Thomas & Emanuel Taylor’s management and staff outside the shop in Silver Street in about 1890

Wine, spirit and beer merchants grew from two directions- from grocers and from chemists. The largest, Thomas & Emanuel Taylor started as chemists and druggists in what is now the Bunch of Grapes public house, Silver Street. By 1880 they had entirely switched to the wine and spirit trade, previously a side line, and had built a large new shop and store on the other side of the road.

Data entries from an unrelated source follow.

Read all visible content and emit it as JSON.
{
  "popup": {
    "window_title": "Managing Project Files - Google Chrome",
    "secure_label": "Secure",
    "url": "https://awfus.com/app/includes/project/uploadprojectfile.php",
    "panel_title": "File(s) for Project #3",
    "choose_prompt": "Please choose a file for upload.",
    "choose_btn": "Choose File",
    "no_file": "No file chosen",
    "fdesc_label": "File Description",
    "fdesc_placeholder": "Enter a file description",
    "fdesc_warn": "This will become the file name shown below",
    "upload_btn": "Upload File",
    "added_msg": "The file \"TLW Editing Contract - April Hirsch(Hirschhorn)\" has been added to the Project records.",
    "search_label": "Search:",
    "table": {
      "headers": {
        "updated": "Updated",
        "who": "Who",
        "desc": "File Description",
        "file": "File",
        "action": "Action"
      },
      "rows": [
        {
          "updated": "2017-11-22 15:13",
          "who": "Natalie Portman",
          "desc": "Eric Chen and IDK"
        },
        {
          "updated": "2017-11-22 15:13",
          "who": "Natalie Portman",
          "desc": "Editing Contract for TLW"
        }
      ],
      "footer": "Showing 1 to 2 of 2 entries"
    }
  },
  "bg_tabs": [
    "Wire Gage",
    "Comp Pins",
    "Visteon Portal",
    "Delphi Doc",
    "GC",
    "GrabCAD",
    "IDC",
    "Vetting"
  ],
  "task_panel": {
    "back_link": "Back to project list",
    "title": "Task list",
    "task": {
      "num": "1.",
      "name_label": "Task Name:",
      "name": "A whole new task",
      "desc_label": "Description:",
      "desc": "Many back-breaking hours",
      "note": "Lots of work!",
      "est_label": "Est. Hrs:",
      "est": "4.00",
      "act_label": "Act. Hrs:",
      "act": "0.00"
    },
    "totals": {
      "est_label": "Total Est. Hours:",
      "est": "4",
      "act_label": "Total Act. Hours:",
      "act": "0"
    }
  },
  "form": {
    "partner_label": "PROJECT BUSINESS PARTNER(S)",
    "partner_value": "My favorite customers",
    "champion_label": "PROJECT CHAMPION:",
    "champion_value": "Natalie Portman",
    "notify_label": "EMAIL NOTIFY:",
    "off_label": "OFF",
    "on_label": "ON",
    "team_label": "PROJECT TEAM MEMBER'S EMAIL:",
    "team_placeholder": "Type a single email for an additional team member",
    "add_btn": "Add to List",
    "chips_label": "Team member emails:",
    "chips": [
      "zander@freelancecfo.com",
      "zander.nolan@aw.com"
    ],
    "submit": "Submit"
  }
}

John Harold, the last of the Taylors, retired in 1931 and the old shop became the pub, while the wine merchants passed into other hands.

In 1881 Taylors advertised Rogers’ ales at one shilling a gallon (and in barrels of 4½ to 54 gallons), invalid double stout was 30 shillings for 18 gallons, Guinness at 4 shillings for a dozen pint bottles and bottles of dry sherry for 24 shillings a dozen.

Chemists were generally licenced to sell alcohol and the Christopher pharmacy, further down Silver Street, also sold spirits, but it did not develop this line beyond selling the odd bottle of whisky or brandy.

At the end of the 19th century the brewer Harding built the brick shops in Silver Street to sell his own and other beers, as well as wine and spirits. Part of this shop is still in the same trade; having been a grocer’s shop, it became a branch of the national chain Peter Dominic, then its successor Thresher’s. After Thresher’s closed the branch it became Ruby Red, an independent wine merchant, followed in 2019 by Cru Wines Emporium, another locally-based wine merchant.

In Market Street, the grocer Albert Nichols, later Nichols & Bushell, was an agent for Gilbey’s wines and spirits. His shop is now the Dandy Lion public house. The advertisement is from 1911.

Albert Nichols, grocer, wine merchant, Bradford on Avon 1911